## Problem statement
Below are records to return verbatim; the pictures are to be dropped.

## Records for the exercise
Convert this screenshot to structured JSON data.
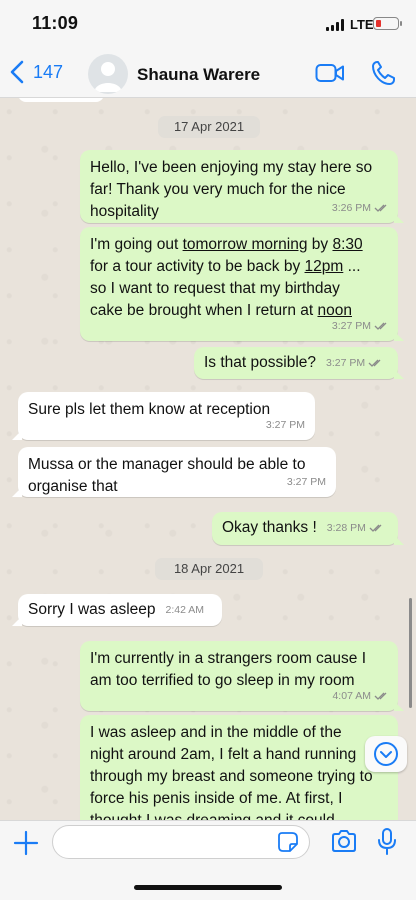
{
  "status_bar": {
    "time": "11:09",
    "network": "LTE",
    "battery_color": "#e5322d"
  },
  "header": {
    "back_count": "147",
    "contact_name": "Shauna Warere",
    "accent_color": "#1a7cf5",
    "icons": [
      "chevron-left-icon",
      "avatar",
      "video-call-icon",
      "phone-icon"
    ]
  },
  "chat": {
    "dates": [
      "17 Apr 2021",
      "18 Apr 2021"
    ],
    "messages": [
      {
        "direction": "outgoing",
        "lines": [
          "Hello, I've been enjoying my stay here so",
          "far! Thank you very much for the nice",
          "hospitality"
        ],
        "time": "3:26 PM",
        "read": true
      },
      {
        "direction": "outgoing",
        "segments": [
          [
            "I'm going out ",
            "tomorrow morning",
            " by ",
            "8:30"
          ],
          [
            "for a tour activity to be back by ",
            "12pm",
            " ..."
          ],
          [
            "so I want to request that my birthday"
          ],
          [
            "cake be  brought when I return at ",
            "noon"
          ]
        ],
        "time": "3:27 PM",
        "read": true
      },
      {
        "direction": "outgoing",
        "text": "Is that possible?",
        "time": "3:27 PM",
        "read": true
      },
      {
        "direction": "incoming",
        "text": "Sure pls let them know at reception",
        "time": "3:27 PM"
      },
      {
        "direction": "incoming",
        "lines": [
          "Mussa or the manager should be able to",
          "organise that"
        ],
        "time": "3:27 PM"
      },
      {
        "direction": "outgoing",
        "text": "Okay thanks !",
        "time": "3:28 PM",
        "read": true
      },
      {
        "direction": "incoming",
        "text": "Sorry I was asleep",
        "time": "2:42 AM"
      },
      {
        "direction": "outgoing",
        "lines": [
          "I'm currently in a strangers room cause I",
          "am too terrified to go sleep in my room"
        ],
        "time": "4:07 AM",
        "read": true
      },
      {
        "direction": "outgoing",
        "lines": [
          "I was asleep and in the middle of the",
          "night around 2am, I felt a hand running",
          "through my breast and someone trying to",
          "force his penis inside of me. At first, I",
          "thought I was dreaming and it could"
        ]
      }
    ]
  },
  "input_bar": {
    "placeholder": "",
    "value": ""
  },
  "colors": {
    "outgoing_bubble": "#dcf8c6",
    "incoming_bubble": "#ffffff",
    "read_ticks": "#8b8b8b",
    "chat_background": "#e9e3db"
  }
}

## Output
Convert this screenshot to structured JSON data.
{
  "status_bar": {
    "time": "11:09",
    "network": "LTE",
    "battery_color": "#e5322d"
  },
  "header": {
    "back_count": "147",
    "contact_name": "Shauna Warere",
    "accent_color": "#1a7cf5",
    "icons": [
      "chevron-left-icon",
      "avatar",
      "video-call-icon",
      "phone-icon"
    ]
  },
  "chat": {
    "dates": [
      "17 Apr 2021",
      "18 Apr 2021"
    ],
    "messages": [
      {
        "direction": "outgoing",
        "lines": [
          "Hello, I've been enjoying my stay here so",
          "far! Thank you very much for the nice",
          "hospitality"
        ],
        "time": "3:26 PM",
        "read": true
      },
      {
        "direction": "outgoing",
        "segments": [
          [
            "I'm going out ",
            "tomorrow morning",
            " by ",
            "8:30"
          ],
          [
            "for a tour activity to be back by ",
            "12pm",
            " ..."
          ],
          [
            "so I want to request that my birthday"
          ],
          [
            "cake be  brought when I return at ",
            "noon"
          ]
        ],
        "time": "3:27 PM",
        "read": true
      },
      {
        "direction": "outgoing",
        "text": "Is that possible?",
        "time": "3:27 PM",
        "read": true
      },
      {
        "direction": "incoming",
        "text": "Sure pls let them know at reception",
        "time": "3:27 PM"
      },
      {
        "direction": "incoming",
        "lines": [
          "Mussa or the manager should be able to",
          "organise that"
        ],
        "time": "3:27 PM"
      },
      {
        "direction": "outgoing",
        "text": "Okay thanks !",
        "time": "3:28 PM",
        "read": true
      },
      {
        "direction": "incoming",
        "text": "Sorry I was asleep",
        "time": "2:42 AM"
      },
      {
        "direction": "outgoing",
        "lines": [
          "I'm currently in a strangers room cause I",
          "am too terrified to go sleep in my room"
        ],
        "time": "4:07 AM",
        "read": true
      },
      {
        "direction": "outgoing",
        "lines": [
          "I was asleep and in the middle of the",
          "night around 2am, I felt a hand running",
          "through my breast and someone trying to",
          "force his penis inside of me. At first, I",
          "thought I was dreaming and it could"
        ]
      }
    ]
  },
  "input_bar": {
    "placeholder": "",
    "value": ""
  },
  "colors": {
    "outgoing_bubble": "#dcf8c6",
    "incoming_bubble": "#ffffff",
    "read_ticks": "#8b8b8b",
    "chat_background": "#e9e3db"
  }
}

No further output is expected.